Roland underwent surgery at Harborview Medical Center in Seattle to have a rod placed in the leg, Turgeon said early Wednesday.
"It went well and he is doing well," Turgeon said in a text message, adding later that Roland was finally resting. "Tough kid."
Turgeon, who was at the hospital after the Aggies' 73-64 loss to Washington, said Roland likely will remain in Seattle through Christmas. Roland's aunt was flying to Seattle from their hometown of Dallas, the coach said.
Fellow senior Donald Sloan, Turgeon and athletic assistant Dustin Clark are staying until Roland's aunt arrives. The rest of the team was flying back to Texas Wednesday.
"It's tough to leave a player," Turgeon said. "We're trying to get his family here as quickly as possible, but it's not easy with Christmas and flights being sold out."
Turgeon said there also are efforts being made to have a medical flight take Roland back to Dallas once he's allowed to leave the hospital. Roland, whose career is likely over, is facing a lengthy rehab. The freakish injury -- it could be compared to the one former Washington Redskins quarterback Joe Theisman suffered against the New York Giants that ended his career -- had the Aggies in shock.

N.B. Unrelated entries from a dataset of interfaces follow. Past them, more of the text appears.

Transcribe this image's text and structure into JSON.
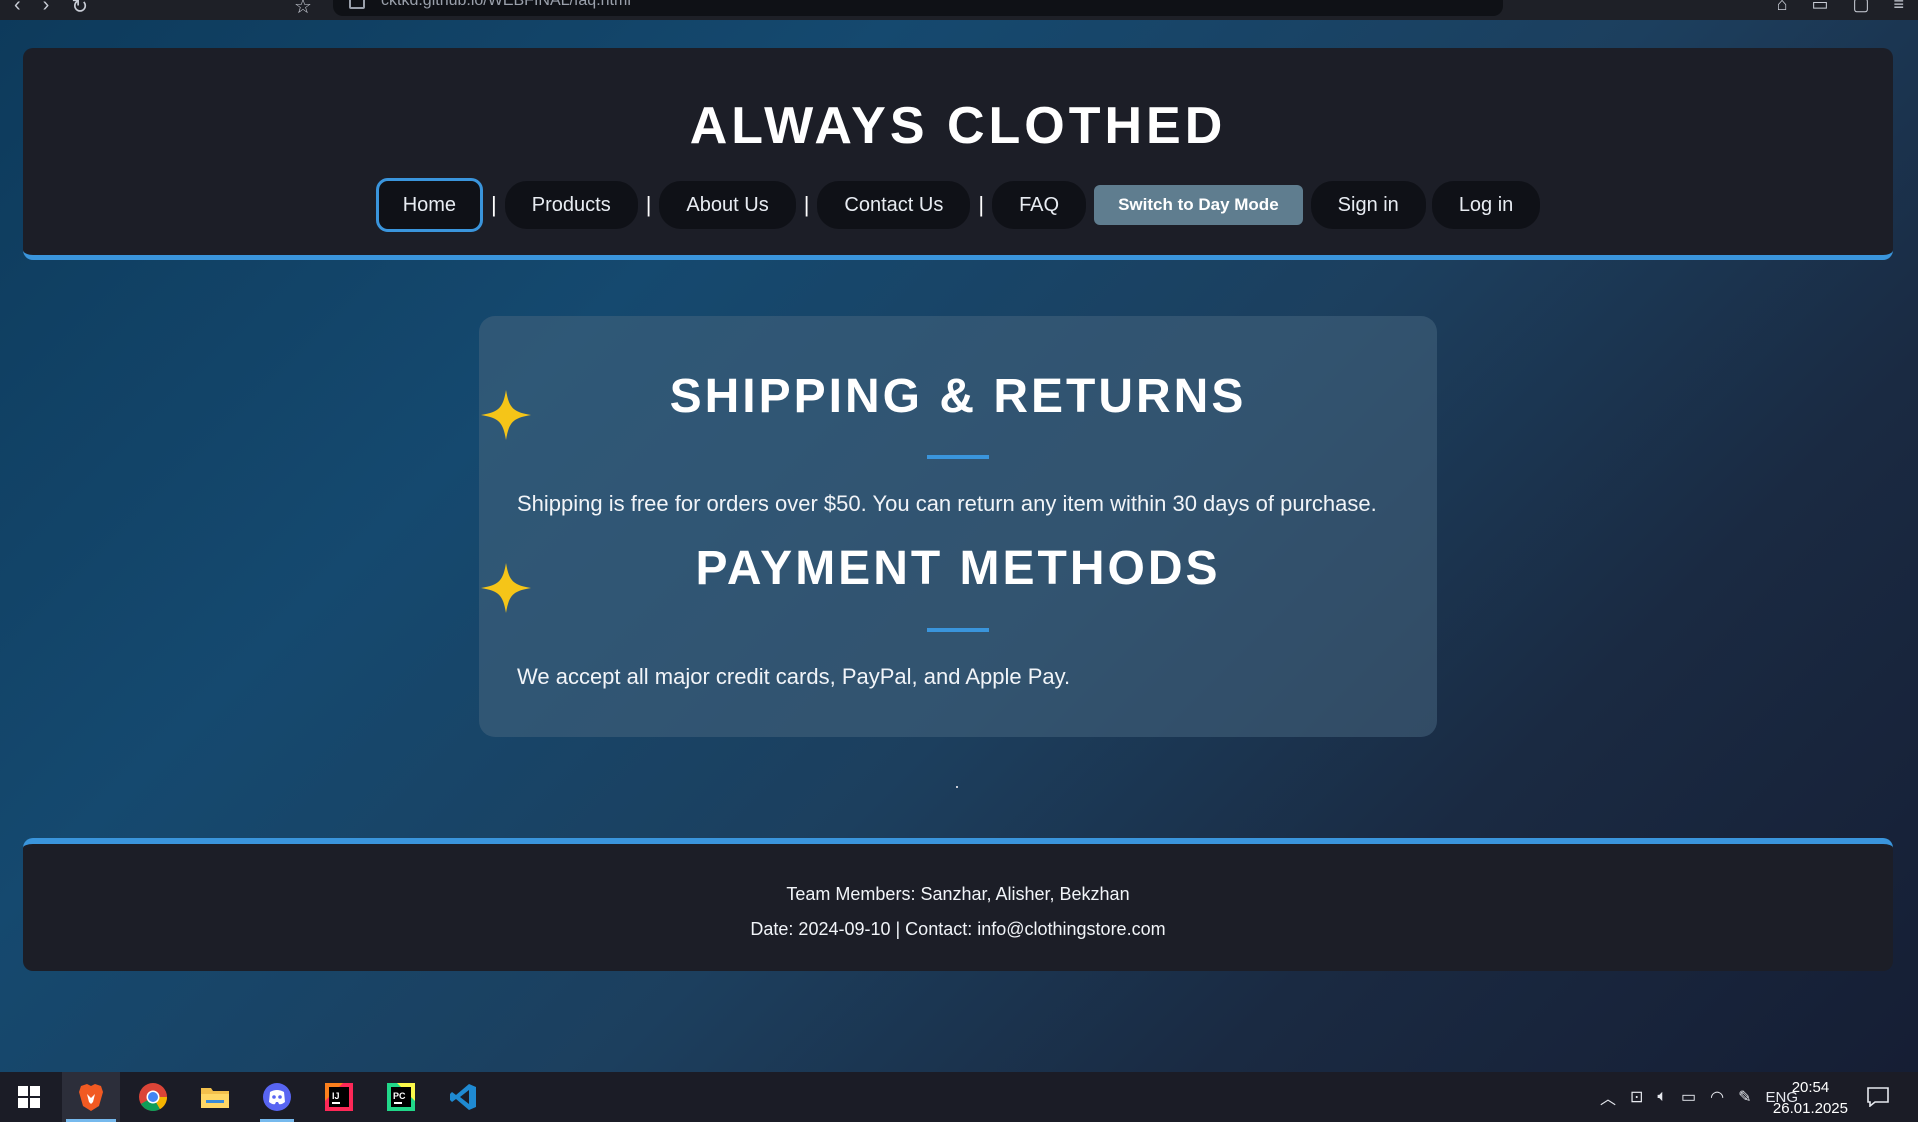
{
  "browser": {
    "url": "cktkd.github.io/WEBFINAL/faq.html"
  },
  "header": {
    "title": "ALWAYS CLOTHED",
    "nav": [
      {
        "label": "Home"
      },
      {
        "label": "Products"
      },
      {
        "label": "About Us"
      },
      {
        "label": "Contact Us"
      },
      {
        "label": "FAQ"
      }
    ],
    "separator": "|",
    "mode_button": "Switch to Day Mode",
    "sign_in": "Sign in",
    "log_in": "Log in"
  },
  "sections": [
    {
      "title": "SHIPPING & RETURNS",
      "text": "Shipping is free for orders over $50. You can return any item within 30 days of purchase."
    },
    {
      "title": "PAYMENT METHODS",
      "text": "We accept all major credit cards, PayPal, and Apple Pay."
    }
  ],
  "footer": {
    "team": "Team Members: Sanzhar, Alisher, Bekzhan",
    "date_contact": "Date: 2024-09-10 | Contact: info@clothingstore.com"
  },
  "taskbar": {
    "apps": [
      "windows-start",
      "brave",
      "chrome",
      "file-explorer",
      "discord",
      "intellij-idea",
      "pycharm",
      "vscode"
    ],
    "language": "ENG",
    "time": "20:54",
    "date": "26.01.2025"
  },
  "colors": {
    "accent": "#3a95dc",
    "header_bg": "#1c1e27",
    "sparkle": "#f5c518",
    "mode_button": "#5f7d8f"
  }
}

Sloan, a good friend of Roland's who also was a teammate at Dallas Seagoville High, was visibly upset when he saw Roland's injury.
"Derrick was the heart and soul of this team," Turgeon said. "Everyone is devastated. Our guys had their eyes swollen in the last five minutes of the game. They were crying during the game. They never came out of it."
Roland got hurt early in the second half, with Texas A&M (9-3, unranked in ESPN/USA Today, No. 19 AP) leading 32-30. The Aggies gathered at their bench for a tearful prayer during a 10-minute delay to get him onto a stretcher and
into an ambulance.
After the game resumed, Washington (No. 19, No. 22) went on a decisive 15-4 run.
Roland was the second-leading scorer at 11.1 points a game, behind Sloan's 17.4 average.
"Derrick is the guy the players all rally around," Turgeon said. "We're going to have to take some time off, regroup. But now it's about just thinking about Derrick."
Turgeon ran on the court as soon as he saw Roland come down from jumping up toward the basket, then crumple. Four University of Washington doctors and trainers rushed to Roland, who remained on his back, arms over his eyes.
"I saw it right away and I was just trying to get a doctor," Turgeon said. "The doctors at Washington did a great job. We're lucky they were here."
Roland was alert in the ambulance, and was accompanied to the hospital by Barry Davis, the Aggies' director of student and athlete development.
The Aggies remain one of the top four teams in the Big 12, but losing Roland, the team's top defender, will be a challenge going forward. More than that was Roland's presence in the locker room and on the court as one of the team leaders, along with Sloan.
Andy Katz is a senior writer at ESPN.com. Information from The Associated Press was used in this report.
Texas A&M guard Derrick Roland was having a rod inserted in his lower leg after breaking both bones.